The Royal Villa was built by the Princess Mother as both a place of relaxation and a camp out for her visits to the project site in its early years. Having spent most of her life in Switzerland, she developed a special affinity for its temperature and continued holidaying there even in her old age. Doi Tung, however, provided the vacation spot in Thailand that she always needed; somewhere quiet, with a cool climate and a beautiful view where rest and relaxation were a mere plane ride away. The villa is elegant in all of its simplicity. Built with teak and pine wood, all recycled and donated to her by the Forestry Organisation of Thailand as a gift of appreciation for her hard work in Doi Tung. It is decorated with her very own handicrafts, or with gifts given to her by many of those whose lives she touched. One such example is the impressive ceiling of the main reception hall where HRH’s favourite astronomical signs are carved into the wood; a gift presented to her by the Astronomical Society of Thailand. The view of the mountains from her balcony is breathtaking and her presence can still be felt as you reverently walk through her halls.

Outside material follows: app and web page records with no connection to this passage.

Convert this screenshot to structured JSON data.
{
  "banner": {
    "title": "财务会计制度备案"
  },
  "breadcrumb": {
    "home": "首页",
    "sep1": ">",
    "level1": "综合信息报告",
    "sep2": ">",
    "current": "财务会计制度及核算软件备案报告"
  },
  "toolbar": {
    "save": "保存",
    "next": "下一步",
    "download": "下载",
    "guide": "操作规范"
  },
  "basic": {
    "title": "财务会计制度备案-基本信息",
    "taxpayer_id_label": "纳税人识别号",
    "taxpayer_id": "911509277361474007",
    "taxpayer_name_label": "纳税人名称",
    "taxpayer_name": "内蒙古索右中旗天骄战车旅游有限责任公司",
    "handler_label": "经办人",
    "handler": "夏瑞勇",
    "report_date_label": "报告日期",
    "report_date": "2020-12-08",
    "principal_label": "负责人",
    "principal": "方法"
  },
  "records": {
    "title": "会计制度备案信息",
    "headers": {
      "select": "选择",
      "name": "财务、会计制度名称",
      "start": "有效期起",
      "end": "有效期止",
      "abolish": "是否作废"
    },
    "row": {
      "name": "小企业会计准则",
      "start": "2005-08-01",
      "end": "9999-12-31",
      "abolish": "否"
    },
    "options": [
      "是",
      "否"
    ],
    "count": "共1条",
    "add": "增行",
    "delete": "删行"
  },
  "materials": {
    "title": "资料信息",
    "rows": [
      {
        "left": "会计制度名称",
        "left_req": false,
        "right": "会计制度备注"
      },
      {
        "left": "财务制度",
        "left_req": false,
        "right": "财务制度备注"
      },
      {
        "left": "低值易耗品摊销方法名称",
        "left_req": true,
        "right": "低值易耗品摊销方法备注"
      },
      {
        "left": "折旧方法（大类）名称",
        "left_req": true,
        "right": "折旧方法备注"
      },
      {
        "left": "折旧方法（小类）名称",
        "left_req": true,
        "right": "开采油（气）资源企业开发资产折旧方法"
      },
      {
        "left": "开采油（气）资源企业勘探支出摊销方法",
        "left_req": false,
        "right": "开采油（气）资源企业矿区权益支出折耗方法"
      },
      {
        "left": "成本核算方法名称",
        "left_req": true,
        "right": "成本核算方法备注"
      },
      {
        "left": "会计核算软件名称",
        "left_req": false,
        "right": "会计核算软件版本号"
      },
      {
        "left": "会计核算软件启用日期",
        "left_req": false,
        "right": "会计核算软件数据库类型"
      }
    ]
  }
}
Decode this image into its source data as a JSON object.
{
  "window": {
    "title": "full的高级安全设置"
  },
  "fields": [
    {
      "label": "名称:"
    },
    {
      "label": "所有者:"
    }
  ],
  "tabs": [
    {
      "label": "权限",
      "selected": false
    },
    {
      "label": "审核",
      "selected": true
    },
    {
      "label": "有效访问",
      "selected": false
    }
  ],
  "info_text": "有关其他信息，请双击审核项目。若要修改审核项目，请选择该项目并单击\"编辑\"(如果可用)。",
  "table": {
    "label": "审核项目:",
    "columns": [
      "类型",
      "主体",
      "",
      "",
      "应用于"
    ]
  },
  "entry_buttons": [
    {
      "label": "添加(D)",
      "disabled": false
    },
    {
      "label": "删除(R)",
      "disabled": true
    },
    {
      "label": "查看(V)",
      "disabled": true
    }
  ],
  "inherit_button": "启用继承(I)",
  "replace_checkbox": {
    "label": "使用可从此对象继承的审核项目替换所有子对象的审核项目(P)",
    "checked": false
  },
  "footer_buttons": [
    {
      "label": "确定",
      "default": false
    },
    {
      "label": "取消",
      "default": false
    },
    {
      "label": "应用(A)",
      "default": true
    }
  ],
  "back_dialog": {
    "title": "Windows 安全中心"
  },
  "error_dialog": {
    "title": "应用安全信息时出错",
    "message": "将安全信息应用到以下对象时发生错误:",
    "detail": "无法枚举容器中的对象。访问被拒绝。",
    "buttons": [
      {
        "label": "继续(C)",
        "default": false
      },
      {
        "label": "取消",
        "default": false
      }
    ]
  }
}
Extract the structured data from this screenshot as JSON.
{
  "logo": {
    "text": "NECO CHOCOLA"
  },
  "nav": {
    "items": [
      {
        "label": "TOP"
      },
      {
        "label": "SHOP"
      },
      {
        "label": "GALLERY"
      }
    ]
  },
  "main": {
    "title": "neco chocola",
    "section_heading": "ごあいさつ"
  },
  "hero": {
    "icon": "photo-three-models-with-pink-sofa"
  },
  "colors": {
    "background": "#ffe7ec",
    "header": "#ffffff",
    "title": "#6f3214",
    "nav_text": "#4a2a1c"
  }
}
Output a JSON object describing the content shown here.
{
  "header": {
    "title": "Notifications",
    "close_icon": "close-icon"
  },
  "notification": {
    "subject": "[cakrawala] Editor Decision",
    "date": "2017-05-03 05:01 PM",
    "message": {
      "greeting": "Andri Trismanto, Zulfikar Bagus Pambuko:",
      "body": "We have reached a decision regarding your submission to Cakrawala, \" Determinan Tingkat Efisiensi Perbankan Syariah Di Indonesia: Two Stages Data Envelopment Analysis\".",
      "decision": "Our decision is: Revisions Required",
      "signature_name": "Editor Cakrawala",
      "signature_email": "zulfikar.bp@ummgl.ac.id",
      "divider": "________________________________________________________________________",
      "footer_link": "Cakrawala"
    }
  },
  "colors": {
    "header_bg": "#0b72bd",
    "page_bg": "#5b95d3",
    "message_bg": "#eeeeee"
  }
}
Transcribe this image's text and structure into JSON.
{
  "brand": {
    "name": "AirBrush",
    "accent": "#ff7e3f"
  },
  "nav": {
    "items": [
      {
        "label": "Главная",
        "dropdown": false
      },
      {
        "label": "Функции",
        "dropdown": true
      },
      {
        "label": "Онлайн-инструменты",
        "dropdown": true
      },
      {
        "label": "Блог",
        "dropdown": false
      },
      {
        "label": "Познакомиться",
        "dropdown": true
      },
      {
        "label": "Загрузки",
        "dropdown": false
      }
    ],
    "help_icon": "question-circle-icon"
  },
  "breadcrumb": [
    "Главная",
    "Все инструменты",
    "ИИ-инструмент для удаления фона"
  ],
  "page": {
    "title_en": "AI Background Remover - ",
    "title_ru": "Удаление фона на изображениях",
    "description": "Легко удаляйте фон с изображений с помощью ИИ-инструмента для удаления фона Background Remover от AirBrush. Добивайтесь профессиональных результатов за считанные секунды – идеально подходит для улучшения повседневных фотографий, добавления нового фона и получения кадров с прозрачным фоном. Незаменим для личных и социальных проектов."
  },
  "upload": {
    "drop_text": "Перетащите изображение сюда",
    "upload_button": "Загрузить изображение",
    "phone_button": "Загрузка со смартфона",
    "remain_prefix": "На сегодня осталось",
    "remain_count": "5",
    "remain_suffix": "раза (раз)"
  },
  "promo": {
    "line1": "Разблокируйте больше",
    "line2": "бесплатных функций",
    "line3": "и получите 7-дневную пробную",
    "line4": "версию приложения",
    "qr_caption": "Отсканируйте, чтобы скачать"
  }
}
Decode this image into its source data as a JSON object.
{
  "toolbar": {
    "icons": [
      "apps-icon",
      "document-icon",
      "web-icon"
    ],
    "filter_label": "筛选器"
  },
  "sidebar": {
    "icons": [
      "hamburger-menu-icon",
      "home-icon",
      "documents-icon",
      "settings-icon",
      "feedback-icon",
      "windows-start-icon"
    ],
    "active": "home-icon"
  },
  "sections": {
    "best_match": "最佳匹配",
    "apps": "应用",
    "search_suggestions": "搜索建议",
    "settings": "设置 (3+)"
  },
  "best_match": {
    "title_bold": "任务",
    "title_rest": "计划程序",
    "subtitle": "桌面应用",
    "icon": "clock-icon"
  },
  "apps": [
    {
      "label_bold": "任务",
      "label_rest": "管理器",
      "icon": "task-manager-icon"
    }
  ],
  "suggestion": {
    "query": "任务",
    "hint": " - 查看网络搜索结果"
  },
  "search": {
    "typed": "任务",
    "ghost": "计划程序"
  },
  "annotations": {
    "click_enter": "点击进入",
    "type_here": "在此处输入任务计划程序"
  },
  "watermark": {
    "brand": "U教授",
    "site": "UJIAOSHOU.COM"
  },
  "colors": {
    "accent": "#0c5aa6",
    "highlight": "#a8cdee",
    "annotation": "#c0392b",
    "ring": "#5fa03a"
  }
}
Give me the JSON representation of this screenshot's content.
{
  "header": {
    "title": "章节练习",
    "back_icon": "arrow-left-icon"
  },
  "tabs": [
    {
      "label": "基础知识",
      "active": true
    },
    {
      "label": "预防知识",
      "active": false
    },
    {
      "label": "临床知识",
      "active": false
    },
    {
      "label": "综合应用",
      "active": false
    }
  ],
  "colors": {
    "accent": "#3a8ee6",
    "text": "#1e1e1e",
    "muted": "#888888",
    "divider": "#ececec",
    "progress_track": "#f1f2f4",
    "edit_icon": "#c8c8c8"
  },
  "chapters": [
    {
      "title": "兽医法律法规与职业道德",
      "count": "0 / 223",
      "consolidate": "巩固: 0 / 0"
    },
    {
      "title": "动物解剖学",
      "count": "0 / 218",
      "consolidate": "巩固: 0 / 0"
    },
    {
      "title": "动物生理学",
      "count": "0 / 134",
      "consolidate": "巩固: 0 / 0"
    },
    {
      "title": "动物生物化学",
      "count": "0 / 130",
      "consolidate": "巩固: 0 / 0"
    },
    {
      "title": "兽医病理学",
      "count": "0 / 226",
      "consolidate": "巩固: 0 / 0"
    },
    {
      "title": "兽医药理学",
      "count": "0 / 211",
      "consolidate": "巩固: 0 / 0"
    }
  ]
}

At the Mae Fah Luang Garden, the brilliant colours and rare species of flora are mesmerising. The Princess Mother wanted Thais who could not afford to travel abroad to be able to experience the beauty of a winter garden. The cooler climate of Doi Tung proved perfect for such a garden and so the villagers went to work planting the flowers and selling the excess in local markets or to tourists visiting the site. The flowers and their arrangements change yearly so tourists who fall in love with the garden the first time can come back year and year again to see what changes have been made.

The final attraction is the Hall of Inspiration, a well designed museum that walks you through seven rooms where you can learn about the Royal Mahidol family from inception to present. The museum traces not only their lives, but their accomplishments as well. Testimonials along the walls from locals who have been directly affected by the efforts of the Mahidol family attest to the important role they have played in developing Thai society.

Whether the breathtaking views have stolen your attention, or the serenity of the mountain top is too difficult to part with, if you decide to stay at Doi Tung for more than a day, you can. The DoiTung Lodge provides simple, yet clean and well-equipped rooms for you to rest and the two restaurants on the grounds will leave you asking for seconds. There’s even a little bit of shopping to be done at the DoiTung lifestyle store where you can buy anything from a post card to a new business suit, all hand-made and unique to the Doi Tung culture. After a long day of walking, give your feet a rest and sip on a delicious Macadamia Nut Frappe at the Cafe DoiTung (one of the 25 outlets found in Thailand). If the mountain hasn’t tired you out yet, stop by the gym in the evening for a game of badminton or take a jog around the track to unwind. Your options abound!

The Doi Tung Development Project is just one of the three such projects in Northern Thailand. The Mae Fah Luang Art and Cultural Park and the Hall of Opium in Chiang Rai complete the trio. Originally a centre for the preservation of Lanna and Greater Mekong cultures, the Art and Cultural Park serves today not only as a cultural safe house, but also as a home to hundreds of youth with no access to education. There they can gain practical skills to improve their communities, as well as contribute to the protection of their traditions. The Hall of Opium is a museum dedicated to reducing the demand for opium by educating the public about its 5,000 year history and its effects on the individual and society as a whole. True to her beliefs and goals, HRH insisted on tackling the problem from its roots, insisting that education is the key to development.

A trip to Doi Tung, even if just for a day, is sure to provide some much needed relaxation, a wonderful view and delightfully tasty Northern Thai cuisine. All proceeds go to the continuation of the project as government funding stopped in 2002, so take a trip off the beaten path (preferably between October and April), it’ll be good for you and for the environment. Literally!